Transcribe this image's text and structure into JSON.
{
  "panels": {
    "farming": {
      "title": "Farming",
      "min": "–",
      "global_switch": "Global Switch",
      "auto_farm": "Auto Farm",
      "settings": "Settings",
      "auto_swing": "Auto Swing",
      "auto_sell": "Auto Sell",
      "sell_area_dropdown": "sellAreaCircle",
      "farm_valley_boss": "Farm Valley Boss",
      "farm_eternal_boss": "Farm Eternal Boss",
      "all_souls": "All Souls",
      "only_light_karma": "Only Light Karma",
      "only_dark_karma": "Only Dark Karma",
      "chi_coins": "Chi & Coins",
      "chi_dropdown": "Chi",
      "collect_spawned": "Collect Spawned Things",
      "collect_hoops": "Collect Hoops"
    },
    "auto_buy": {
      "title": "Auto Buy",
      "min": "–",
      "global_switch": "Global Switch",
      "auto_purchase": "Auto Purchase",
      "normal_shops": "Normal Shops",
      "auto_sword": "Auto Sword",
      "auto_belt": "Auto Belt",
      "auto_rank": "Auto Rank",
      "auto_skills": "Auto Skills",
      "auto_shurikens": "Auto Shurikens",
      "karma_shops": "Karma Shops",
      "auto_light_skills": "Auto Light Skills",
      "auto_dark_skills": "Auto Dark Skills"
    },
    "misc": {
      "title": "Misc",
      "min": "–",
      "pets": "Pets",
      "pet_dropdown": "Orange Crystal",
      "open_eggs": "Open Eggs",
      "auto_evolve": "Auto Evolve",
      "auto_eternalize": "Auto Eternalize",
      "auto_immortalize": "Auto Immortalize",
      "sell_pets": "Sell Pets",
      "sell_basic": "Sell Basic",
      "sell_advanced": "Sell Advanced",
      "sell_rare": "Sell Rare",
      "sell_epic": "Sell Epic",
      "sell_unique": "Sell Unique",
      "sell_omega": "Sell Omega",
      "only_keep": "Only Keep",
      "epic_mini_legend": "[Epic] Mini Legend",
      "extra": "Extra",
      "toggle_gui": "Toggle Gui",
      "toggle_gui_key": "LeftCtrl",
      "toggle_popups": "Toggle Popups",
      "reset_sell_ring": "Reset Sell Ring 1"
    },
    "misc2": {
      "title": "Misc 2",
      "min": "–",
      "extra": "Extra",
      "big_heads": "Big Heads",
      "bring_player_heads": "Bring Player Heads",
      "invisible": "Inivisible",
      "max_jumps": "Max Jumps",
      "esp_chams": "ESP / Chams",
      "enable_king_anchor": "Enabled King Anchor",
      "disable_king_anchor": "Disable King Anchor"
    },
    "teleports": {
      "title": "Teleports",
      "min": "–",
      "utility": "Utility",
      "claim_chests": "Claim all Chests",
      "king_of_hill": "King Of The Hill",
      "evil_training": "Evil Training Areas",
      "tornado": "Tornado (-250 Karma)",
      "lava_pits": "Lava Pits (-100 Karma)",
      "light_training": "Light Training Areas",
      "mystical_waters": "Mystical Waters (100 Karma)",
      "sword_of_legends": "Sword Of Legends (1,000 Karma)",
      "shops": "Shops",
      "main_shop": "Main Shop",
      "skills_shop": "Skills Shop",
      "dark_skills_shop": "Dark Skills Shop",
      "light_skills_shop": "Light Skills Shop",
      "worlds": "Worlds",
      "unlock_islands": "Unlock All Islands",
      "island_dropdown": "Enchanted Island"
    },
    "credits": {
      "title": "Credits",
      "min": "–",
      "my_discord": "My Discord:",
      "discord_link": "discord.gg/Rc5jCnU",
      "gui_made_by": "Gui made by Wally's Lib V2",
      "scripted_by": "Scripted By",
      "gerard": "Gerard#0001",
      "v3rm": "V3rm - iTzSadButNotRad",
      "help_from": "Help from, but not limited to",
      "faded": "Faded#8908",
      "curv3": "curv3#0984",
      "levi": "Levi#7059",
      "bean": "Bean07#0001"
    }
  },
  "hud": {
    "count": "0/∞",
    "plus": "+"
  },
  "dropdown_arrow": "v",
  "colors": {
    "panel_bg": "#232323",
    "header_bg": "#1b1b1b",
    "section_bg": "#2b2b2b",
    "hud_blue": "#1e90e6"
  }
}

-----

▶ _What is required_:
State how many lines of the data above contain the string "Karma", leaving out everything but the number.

▶ _Task response_:
7